NOVEMBER 29, 2010


It has been a very busy month.  Halloween came and went, I silently launched a frozen dough line (more on that later), am still recovering from Thanksgiving ago and now, Hanukkah is around the corner.  My kids talk about Hanukkah ALL year long.  They start making their list early in the year, they give me a laundry list of who is going to come over to light the candles with us and in November the countdown begins.

I, too, love a good holiday.  But, didn’t we just finish putting all the dishes and serving platters away from Thanksgiving? I need a few days to decompress and I am struggling to find that day, that hour, that moment.  I am ready to steal a little quiet time for myself…yet, now is not the time.

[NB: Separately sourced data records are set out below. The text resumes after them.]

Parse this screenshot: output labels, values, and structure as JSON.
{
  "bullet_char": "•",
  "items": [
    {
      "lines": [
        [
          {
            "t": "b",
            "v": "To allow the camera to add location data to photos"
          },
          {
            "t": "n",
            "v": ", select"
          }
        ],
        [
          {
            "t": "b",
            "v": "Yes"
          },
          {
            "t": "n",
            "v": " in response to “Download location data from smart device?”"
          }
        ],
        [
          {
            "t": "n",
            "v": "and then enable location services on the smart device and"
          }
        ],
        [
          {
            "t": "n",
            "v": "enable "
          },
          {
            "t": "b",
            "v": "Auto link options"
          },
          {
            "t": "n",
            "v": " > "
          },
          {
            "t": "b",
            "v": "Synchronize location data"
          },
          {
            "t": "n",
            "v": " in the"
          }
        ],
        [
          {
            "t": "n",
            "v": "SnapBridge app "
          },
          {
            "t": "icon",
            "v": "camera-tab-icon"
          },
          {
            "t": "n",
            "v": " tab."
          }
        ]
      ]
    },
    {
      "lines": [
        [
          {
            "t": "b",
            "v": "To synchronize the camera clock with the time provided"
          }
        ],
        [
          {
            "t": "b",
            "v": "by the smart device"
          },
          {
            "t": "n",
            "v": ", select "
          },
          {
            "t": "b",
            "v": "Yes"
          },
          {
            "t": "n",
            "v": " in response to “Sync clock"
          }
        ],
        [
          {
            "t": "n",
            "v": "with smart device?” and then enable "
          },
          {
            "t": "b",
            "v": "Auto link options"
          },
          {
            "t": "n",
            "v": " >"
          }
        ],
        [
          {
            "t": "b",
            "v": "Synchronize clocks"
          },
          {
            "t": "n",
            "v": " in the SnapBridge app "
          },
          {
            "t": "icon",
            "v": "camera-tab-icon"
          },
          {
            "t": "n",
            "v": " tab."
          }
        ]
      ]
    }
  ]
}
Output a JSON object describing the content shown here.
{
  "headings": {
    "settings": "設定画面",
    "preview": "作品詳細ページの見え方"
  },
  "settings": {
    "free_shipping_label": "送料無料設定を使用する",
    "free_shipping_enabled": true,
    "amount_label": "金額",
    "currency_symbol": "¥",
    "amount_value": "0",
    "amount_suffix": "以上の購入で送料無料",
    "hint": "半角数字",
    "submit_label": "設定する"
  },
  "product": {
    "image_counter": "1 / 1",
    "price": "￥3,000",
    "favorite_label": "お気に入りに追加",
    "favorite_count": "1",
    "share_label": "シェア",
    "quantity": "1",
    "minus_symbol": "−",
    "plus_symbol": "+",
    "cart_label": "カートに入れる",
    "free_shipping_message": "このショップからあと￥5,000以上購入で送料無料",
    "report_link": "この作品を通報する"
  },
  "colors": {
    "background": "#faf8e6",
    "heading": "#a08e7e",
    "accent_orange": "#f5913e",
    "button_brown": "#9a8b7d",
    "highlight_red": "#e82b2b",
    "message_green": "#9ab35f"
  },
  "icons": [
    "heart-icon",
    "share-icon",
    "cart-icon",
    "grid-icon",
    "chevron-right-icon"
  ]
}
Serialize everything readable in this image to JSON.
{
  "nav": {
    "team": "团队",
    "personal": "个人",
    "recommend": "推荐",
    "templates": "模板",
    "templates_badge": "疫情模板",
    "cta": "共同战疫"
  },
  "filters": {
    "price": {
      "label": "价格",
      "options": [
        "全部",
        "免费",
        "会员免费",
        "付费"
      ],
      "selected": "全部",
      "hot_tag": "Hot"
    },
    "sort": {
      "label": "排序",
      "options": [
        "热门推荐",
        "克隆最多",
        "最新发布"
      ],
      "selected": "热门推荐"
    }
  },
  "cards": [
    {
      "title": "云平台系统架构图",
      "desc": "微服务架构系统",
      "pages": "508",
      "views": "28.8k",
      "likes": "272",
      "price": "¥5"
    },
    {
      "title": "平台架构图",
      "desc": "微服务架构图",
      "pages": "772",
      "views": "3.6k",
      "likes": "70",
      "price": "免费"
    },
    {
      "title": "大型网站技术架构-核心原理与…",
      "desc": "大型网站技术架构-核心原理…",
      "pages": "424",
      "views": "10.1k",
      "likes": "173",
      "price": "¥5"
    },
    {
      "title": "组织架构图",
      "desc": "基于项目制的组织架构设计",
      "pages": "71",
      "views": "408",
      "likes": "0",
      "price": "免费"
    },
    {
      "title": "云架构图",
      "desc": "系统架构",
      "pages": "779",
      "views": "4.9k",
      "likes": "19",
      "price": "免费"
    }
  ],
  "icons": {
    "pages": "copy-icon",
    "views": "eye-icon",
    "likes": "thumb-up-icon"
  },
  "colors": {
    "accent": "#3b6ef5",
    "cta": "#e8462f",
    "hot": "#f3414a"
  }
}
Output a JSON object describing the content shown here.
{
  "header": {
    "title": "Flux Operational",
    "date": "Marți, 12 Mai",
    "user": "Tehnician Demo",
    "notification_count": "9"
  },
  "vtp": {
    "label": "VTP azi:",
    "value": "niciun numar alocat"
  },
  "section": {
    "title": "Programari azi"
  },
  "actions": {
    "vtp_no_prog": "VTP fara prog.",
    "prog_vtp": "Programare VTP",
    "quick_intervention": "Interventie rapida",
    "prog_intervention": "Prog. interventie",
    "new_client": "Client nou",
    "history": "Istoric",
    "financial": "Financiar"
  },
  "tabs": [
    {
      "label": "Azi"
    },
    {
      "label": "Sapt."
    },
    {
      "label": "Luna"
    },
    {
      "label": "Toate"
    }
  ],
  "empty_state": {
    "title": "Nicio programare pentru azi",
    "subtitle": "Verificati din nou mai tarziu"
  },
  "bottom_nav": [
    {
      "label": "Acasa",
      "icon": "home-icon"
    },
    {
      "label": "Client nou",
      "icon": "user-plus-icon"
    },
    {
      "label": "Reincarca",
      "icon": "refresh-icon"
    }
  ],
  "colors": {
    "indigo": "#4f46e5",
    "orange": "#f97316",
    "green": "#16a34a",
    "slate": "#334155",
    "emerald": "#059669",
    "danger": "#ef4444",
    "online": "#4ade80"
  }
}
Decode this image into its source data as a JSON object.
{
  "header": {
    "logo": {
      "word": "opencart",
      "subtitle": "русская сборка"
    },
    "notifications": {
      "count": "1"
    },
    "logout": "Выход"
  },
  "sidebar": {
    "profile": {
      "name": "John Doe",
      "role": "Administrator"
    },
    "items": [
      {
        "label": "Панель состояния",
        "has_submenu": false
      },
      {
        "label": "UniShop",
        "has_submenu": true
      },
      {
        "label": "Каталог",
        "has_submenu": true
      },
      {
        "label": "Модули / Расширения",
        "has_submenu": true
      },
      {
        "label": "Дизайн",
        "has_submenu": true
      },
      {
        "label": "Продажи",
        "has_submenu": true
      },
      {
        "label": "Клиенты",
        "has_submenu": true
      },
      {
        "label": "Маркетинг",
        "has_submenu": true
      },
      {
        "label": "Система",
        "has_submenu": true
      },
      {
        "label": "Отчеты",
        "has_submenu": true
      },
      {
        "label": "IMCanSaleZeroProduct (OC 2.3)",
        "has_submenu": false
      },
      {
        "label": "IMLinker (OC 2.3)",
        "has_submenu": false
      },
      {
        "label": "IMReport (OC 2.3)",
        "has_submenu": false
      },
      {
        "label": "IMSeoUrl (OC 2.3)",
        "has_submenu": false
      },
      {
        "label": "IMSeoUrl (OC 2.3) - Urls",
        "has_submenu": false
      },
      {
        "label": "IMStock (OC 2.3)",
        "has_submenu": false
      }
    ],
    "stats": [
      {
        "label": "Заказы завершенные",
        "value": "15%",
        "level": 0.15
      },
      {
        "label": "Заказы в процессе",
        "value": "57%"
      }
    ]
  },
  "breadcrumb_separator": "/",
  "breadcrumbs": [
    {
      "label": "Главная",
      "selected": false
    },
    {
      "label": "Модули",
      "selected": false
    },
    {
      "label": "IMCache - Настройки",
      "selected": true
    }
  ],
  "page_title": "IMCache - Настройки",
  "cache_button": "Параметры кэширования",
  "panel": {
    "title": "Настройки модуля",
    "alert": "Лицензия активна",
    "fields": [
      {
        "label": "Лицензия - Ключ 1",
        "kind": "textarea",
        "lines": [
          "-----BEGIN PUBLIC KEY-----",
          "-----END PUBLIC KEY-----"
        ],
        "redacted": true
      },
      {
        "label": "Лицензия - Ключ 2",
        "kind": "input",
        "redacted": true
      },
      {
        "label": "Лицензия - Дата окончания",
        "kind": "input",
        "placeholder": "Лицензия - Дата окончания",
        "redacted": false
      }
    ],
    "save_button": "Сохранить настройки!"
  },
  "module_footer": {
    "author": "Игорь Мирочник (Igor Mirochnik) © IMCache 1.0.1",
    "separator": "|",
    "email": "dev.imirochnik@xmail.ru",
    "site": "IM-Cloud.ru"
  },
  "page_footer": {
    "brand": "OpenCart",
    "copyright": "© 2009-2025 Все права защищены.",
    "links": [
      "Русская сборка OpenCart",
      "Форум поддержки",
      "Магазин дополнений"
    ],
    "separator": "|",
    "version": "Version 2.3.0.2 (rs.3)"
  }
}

Hanukkah is celebrated over eight nights.  Each night we light the Menorah which represents the eight days that the olive oil burned, as it was only thought to burn for one.  For my children, the eight days equates to eight gifts.  In our house, Hanukkah isn’t so much about the gifts and “getting” as it is about family, friends and giving a little something back.  This year, for one of the eight nights, rather than opening a present, we are going to make sandwiches and take them to a local shelter for abused women. My kids get all year long.  I want them to know what it is to give and I feel that they will feel good about the act of giving.

We are also going to share our holiday with the kids friends who don’t celebrate Hanukkah.  On those nights, the evening centers around  the traditional holiday food, that tradition of lighting the menorah and playing the dreidel game.  Hanukkah is all about “fried” foods (representing the oil that lasted for 8 days).  This is my kind of holiday; this is my kind of food.  Traditionally, I make latkes (potato pancakes), zucchini fritters, Sufganiyot (jelly filled doughnuts), apple hand pies, and countless other creations.

I recently read about this recipe in this months Saveur.  What attracted me to these doughnuts is the “no yeast” ingredient. These were easy to make yet were not as light as I had hoped for.  And if I must say so myself, I have made better (see here and here). The kids liked them. They were good, not too sweet, hence a little dense.  With that said, fried dough, is fried dough.  And fried dough is a good thing!